This is the highest honor awarded to faculty across the 4 campuses of the CU system—distinguished professorship. After the CU campuses nominate faculty for the award, President Mark Kennedy then reviews the nominations and, with the recommendation of the Distinguished Professors Committee, forwards the candidates' names to the Board of Regents. In order to receive this distinction, candidates must demonstrate exemplary performance in research or creative work, have a record of excellence in classroom teaching and supervision of individual learning, and exhibit outstanding leadership and service to the profession. Only 106 faculty members have received the distinguished professorship since its inception in 1977. 

Mark Serreze“If I have achieved anything in my career that merits this recognition, it is because of the support that I have received from my family, colleagues and the University of Colorado,” said Serreze. “I have had the rare and enviable opportunity at this University to stand not alone, but as one in the midst of excellence.”

Mark received his doctorate in geography from CU Boulder in 1989 for his work in Arctic sea ice variability. Today, his work focuses on the rapid changes occurring in the Arctic. He is one of the most published scientists in his field. His work has significantly improved our understanding of the Arctic’s role in global climate. His books include the award-winning textbook “The Arctic Climate System” and last year’s “Brave New Arctic: The Untold Story of the Melting North,” which has received critical acclaim for its impact on audiences beyond academia. Under his leadership, NSIDC continues to be the world’s leading source for data and information about our planet’s snow and ice.

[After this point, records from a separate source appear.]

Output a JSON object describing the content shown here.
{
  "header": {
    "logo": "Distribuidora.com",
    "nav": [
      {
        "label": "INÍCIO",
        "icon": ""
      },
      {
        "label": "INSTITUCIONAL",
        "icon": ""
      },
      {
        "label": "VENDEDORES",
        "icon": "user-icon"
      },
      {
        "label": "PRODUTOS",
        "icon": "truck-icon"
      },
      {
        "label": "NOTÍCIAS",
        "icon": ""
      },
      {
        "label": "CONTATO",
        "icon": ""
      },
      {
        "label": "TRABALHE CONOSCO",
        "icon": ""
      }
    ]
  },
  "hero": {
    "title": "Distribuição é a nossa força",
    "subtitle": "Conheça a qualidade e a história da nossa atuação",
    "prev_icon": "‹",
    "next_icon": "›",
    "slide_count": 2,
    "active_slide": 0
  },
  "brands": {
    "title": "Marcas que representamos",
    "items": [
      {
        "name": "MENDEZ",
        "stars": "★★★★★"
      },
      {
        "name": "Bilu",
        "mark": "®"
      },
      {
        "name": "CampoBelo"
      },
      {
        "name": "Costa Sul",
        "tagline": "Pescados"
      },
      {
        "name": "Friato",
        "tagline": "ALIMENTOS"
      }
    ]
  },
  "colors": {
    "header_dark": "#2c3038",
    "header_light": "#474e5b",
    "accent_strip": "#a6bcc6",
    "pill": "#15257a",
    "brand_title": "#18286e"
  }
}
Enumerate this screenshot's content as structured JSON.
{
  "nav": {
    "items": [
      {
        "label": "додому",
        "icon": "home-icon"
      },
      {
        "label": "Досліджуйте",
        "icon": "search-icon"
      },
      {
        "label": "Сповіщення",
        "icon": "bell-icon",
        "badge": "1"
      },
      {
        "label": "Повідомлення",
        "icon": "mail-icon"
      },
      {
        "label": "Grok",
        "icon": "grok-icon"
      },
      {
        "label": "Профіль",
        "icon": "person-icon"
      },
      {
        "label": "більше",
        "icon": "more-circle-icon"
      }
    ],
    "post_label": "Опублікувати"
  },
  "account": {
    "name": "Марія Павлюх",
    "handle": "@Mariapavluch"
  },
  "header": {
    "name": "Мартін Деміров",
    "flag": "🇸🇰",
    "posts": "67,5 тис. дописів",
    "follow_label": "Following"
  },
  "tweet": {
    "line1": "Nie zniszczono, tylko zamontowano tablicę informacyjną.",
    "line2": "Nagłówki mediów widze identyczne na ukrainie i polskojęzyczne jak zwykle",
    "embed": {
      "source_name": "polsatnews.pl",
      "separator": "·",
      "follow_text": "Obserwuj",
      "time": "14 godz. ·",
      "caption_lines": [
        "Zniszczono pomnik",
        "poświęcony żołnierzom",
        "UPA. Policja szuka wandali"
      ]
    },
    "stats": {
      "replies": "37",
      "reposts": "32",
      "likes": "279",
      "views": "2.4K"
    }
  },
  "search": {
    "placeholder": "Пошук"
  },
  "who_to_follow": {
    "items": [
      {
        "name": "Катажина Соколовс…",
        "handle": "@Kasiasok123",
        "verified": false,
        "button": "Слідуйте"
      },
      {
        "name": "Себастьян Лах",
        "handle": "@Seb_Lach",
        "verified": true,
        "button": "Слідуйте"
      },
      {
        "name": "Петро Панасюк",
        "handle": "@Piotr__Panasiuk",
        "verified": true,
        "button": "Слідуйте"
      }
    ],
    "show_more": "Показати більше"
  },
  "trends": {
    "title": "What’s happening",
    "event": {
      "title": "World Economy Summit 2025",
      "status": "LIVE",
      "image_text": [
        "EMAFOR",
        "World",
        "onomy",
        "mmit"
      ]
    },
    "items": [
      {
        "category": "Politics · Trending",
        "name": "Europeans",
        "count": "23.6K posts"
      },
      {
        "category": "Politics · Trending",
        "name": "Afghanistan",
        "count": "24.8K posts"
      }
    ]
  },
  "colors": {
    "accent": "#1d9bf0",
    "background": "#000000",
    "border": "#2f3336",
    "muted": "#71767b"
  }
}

Mark recently answered questions about his research and life:

As you know, the title “distinguished professor” is an honor that recognizes distinguished scholarship, excellent teaching and outstanding teaching and service; what reaction do you have to receiving this honor?

I always strive to be the best I can be in research, teaching and service to the University of Colorado and I bleed black and gold. But to receive recognition as a distinguished professor is very unexpected. I look at those who have preceded me and they seem so much more deserving. Simply put, I am humbled. 

If you were to briefly tell an audience of high-school students why they should study the cryosphere, what would you say?

Snow and ice are cool! The cryosphere acts as the natural refrigerator of our planet, and in many parts of the world, the water that slakes our thirst and that we use for agriculture and other purposes comes from snow and ice. Where would winter sports be without snow and ice?  But it also presents hazards, ranging from avalanches to slippery roads to even ice cream headaches. 

The world needs more people who know about the many facets of the cryosphere.

NSIDC is perhaps best known for tracking the Arctic sea-ice minimums each year; what would you like the general public to know about the center besides this?

The public needs to know that NSIDC has a mission: "To be the authoritative data management and science center for cryospheric data and research. We advance understanding of Earth's frozen regions and the changes taking place to inform decision making in service to humanity and Earth."  We are proud of what we do, because what we do is very important. And we are proud to pursue our mission as part of the University of Colorado. 

The National Academy of Sciences has expressed concern that several factors are limiting the ability of labs like yours to attract enough talented graduate students and post-docs; is this also a concern of yours, and, if so, do you have any observations about the topic?

Our country needs to invest heavily in science. We need more science at all levels of education, from K-12 and beyond, especially in areas such as mathematics, physics, biology and chemistry. Students who want to pursue careers in science must be supported. We must provide our educators the resources that they need, and recognize, financially and in other ways, the huge responsibilities that they carry.   

Agencies like the National Science Foundation, NASA, NOAA and the National Institutes of Health that support basic research need to be viewed as crown jewels of our nation and given the full support they need to lead us into the future.  

When did you know that you would devote your career to the study of snow and ice?

While I had inklings as a child while growing up in Maine where winters were very real (I have some horror stories about things like daredevil sledding and riding ice floes down the Kennebunk River), I think the real decision point was back in 1982, when I first visited the Arctic as a young graduate student. It was a magical day when I stepped off that ski-equipped Twin Otter at the top of an ice cap into a world of pristine white. I knew then I had found my calling.  

For additional coverage, see:

-CU Boulder's Colorado Arts and Sciences Magazine

-CU System News

-CU Boulder Today